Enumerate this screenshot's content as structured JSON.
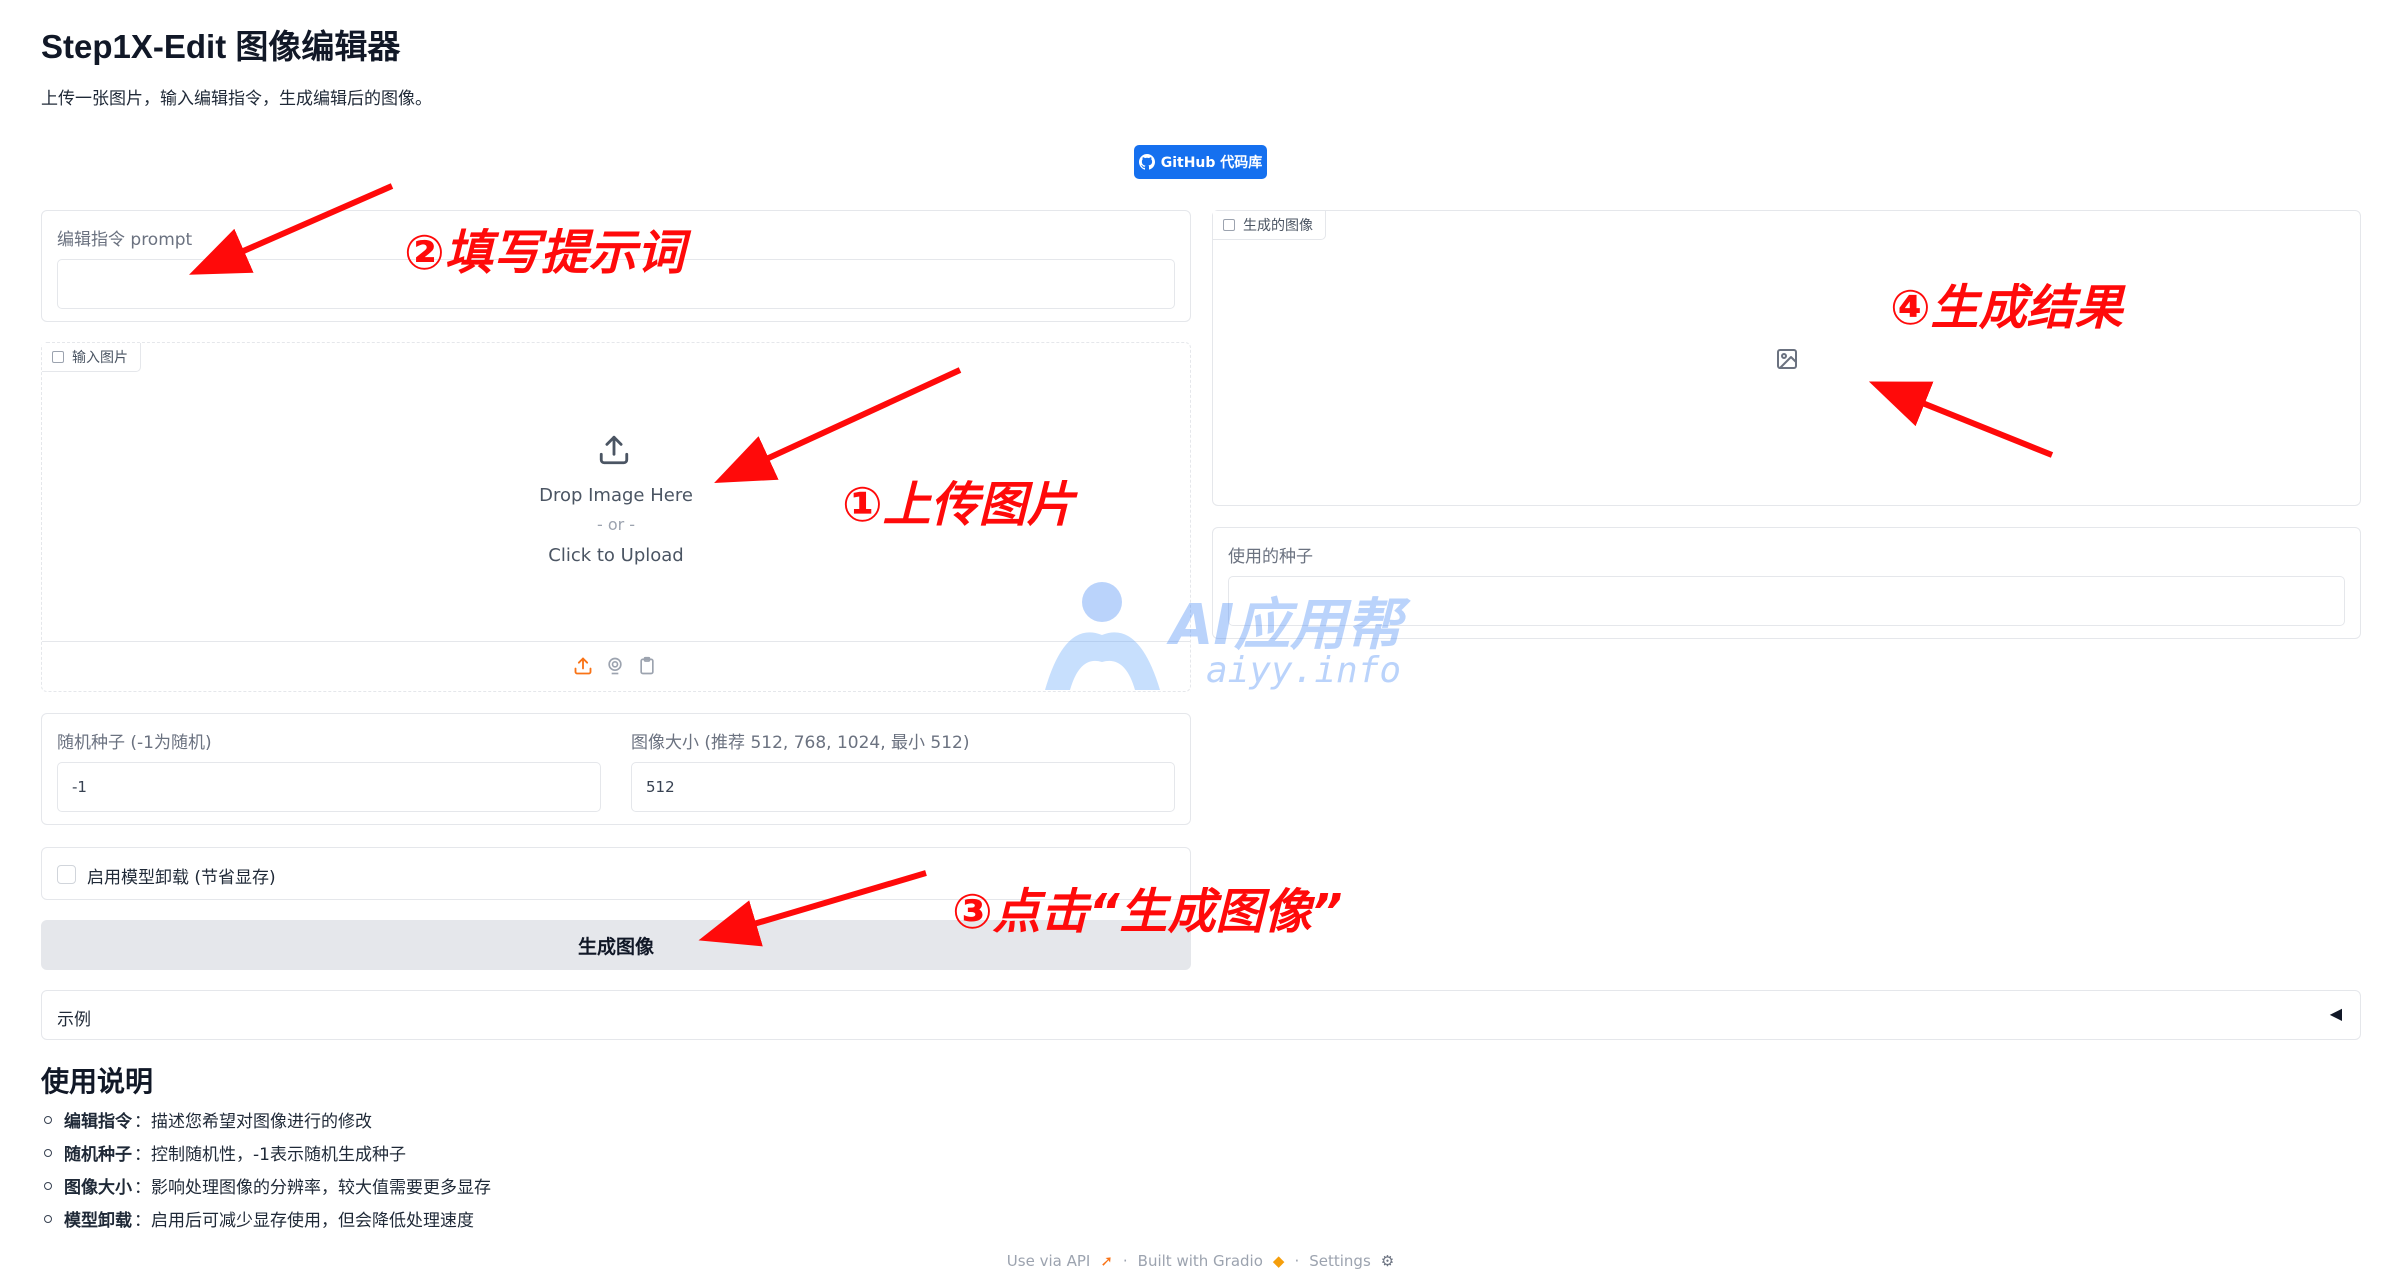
{
  "header": {
    "title": "Step1X-Edit 图像编辑器",
    "subtitle": "上传一张图片，输入编辑指令，生成编辑后的图像。",
    "github_label": "GitHub 代码库"
  },
  "prompt": {
    "label": "编辑指令 prompt",
    "value": ""
  },
  "input_image": {
    "tag": "输入图片",
    "drop_text": "Drop Image Here",
    "or_text": "- or -",
    "click_text": "Click to Upload"
  },
  "seed": {
    "label": "随机种子 (-1为随机)",
    "value": "-1"
  },
  "size": {
    "label": "图像大小 (推荐 512, 768, 1024, 最小 512)",
    "value": "512"
  },
  "offload": {
    "label": "启用模型卸载 (节省显存)",
    "checked": false
  },
  "generate_label": "生成图像",
  "examples": {
    "label": "示例",
    "toggle": "◀"
  },
  "output_image": {
    "tag": "生成的图像"
  },
  "used_seed": {
    "label": "使用的种子",
    "value": ""
  },
  "instructions": {
    "title": "使用说明",
    "items": [
      {
        "term": "编辑指令",
        "desc": "：描述您希望对图像进行的修改"
      },
      {
        "term": "随机种子",
        "desc": "：控制随机性，-1表示随机生成种子"
      },
      {
        "term": "图像大小",
        "desc": "：影响处理图像的分辨率，较大值需要更多显存"
      },
      {
        "term": "模型卸载",
        "desc": "：启用后可减少显存使用，但会降低处理速度"
      }
    ]
  },
  "footer": {
    "api": "Use via API",
    "sep1": "·",
    "built": "Built with Gradio",
    "sep2": "·",
    "settings": "Settings"
  },
  "annotations": {
    "step1": "①上传图片",
    "step2": "②填写提示词",
    "step3": "③点击“生成图像”",
    "step4": "④生成结果"
  },
  "watermark": {
    "name": "AI应用帮",
    "url": "aiyy.info"
  },
  "colors": {
    "accent": "#1570ef",
    "upload_orange": "#f97316",
    "annotation_red": "#ff0a0a"
  }
}
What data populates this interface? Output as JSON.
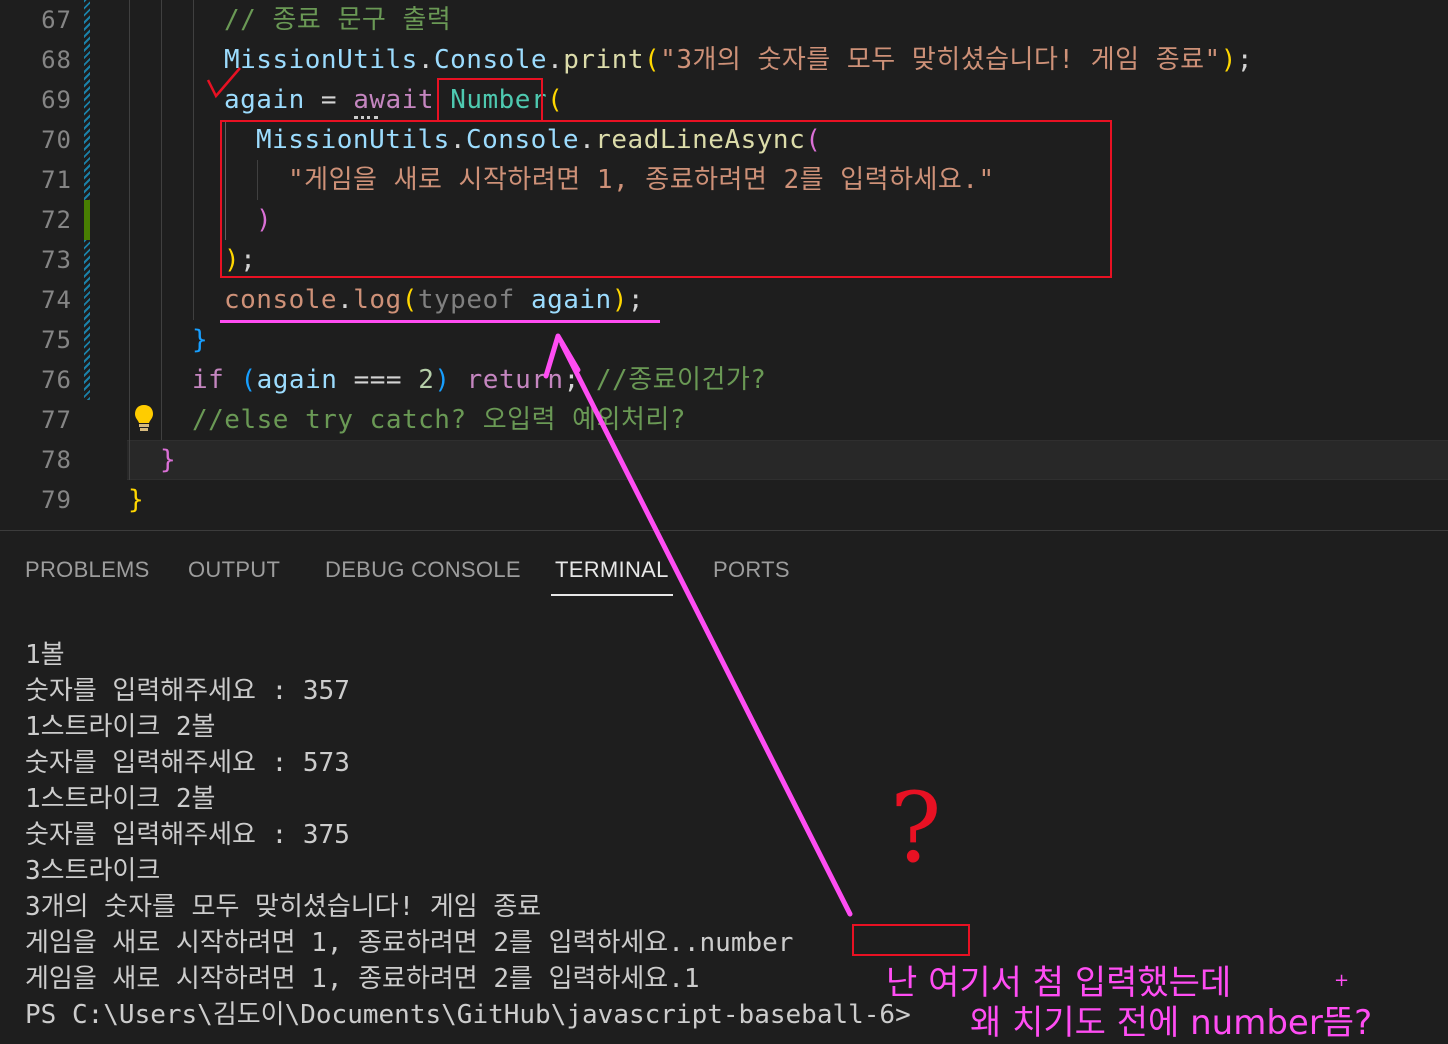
{
  "editor": {
    "lines": [
      {
        "n": "67",
        "t": "// 종료 문구 출력"
      },
      {
        "n": "68",
        "a": "MissionUtils",
        "b": "Console",
        "c": "print",
        "s": "\"3개의 숫자를 모두 맞히셨습니다! 게임 종료\""
      },
      {
        "n": "69",
        "a": "again",
        "b": "await",
        "c": "Number"
      },
      {
        "n": "70",
        "a": "MissionUtils",
        "b": "Console",
        "c": "readLineAsync"
      },
      {
        "n": "71",
        "s": "\"게임을 새로 시작하려면 1, 종료하려면 2를 입력하세요.\""
      },
      {
        "n": "72"
      },
      {
        "n": "73"
      },
      {
        "n": "74",
        "a": "console",
        "c": "log",
        "k": "typeof",
        "v": "again"
      },
      {
        "n": "75"
      },
      {
        "n": "76",
        "k": "if",
        "v": "again",
        "o": "===",
        "num": "2",
        "r": "return",
        "t": "//종료이건가?"
      },
      {
        "n": "77",
        "t": "//else try catch? 오입력 예외처리?"
      },
      {
        "n": "78"
      },
      {
        "n": "79"
      }
    ]
  },
  "panel": {
    "tabs": [
      "PROBLEMS",
      "OUTPUT",
      "DEBUG CONSOLE",
      "TERMINAL",
      "PORTS"
    ],
    "active_tab": "TERMINAL",
    "terminal_lines": [
      "1볼",
      "숫자를 입력해주세요 : 357",
      "1스트라이크 2볼",
      "숫자를 입력해주세요 : 573",
      "1스트라이크 2볼",
      "숫자를 입력해주세요 : 375",
      "3스트라이크",
      "3개의 숫자를 모두 맞히셨습니다! 게임 종료",
      "게임을 새로 시작하려면 1, 종료하려면 2를 입력하세요.",
      "게임을 새로 시작하려면 1, 종료하려면 2를 입력하세요.1",
      "PS C:\\Users\\김도이\\Documents\\GitHub\\javascript-baseball-6>"
    ],
    "number_output": ".number"
  },
  "annotations": {
    "note_line1": "난 여기서 첨 입력했는데",
    "note_line2": "왜 치기도 전에 number뜸?",
    "question_mark": "?",
    "check_mark": "✓",
    "plus": "+",
    "color_pink": "#ff4df3",
    "color_red": "#e81123"
  }
}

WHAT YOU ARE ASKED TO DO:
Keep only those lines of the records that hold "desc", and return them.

FINISHED TASK:
        "desc": "：描述您希望对图像进行的修改"
        "desc": "：控制随机性，-1表示随机生成种子"
        "desc": "：影响处理图像的分辨率，较大值需要更多显存"
        "desc": "：启用后可减少显存使用，但会降低处理速度"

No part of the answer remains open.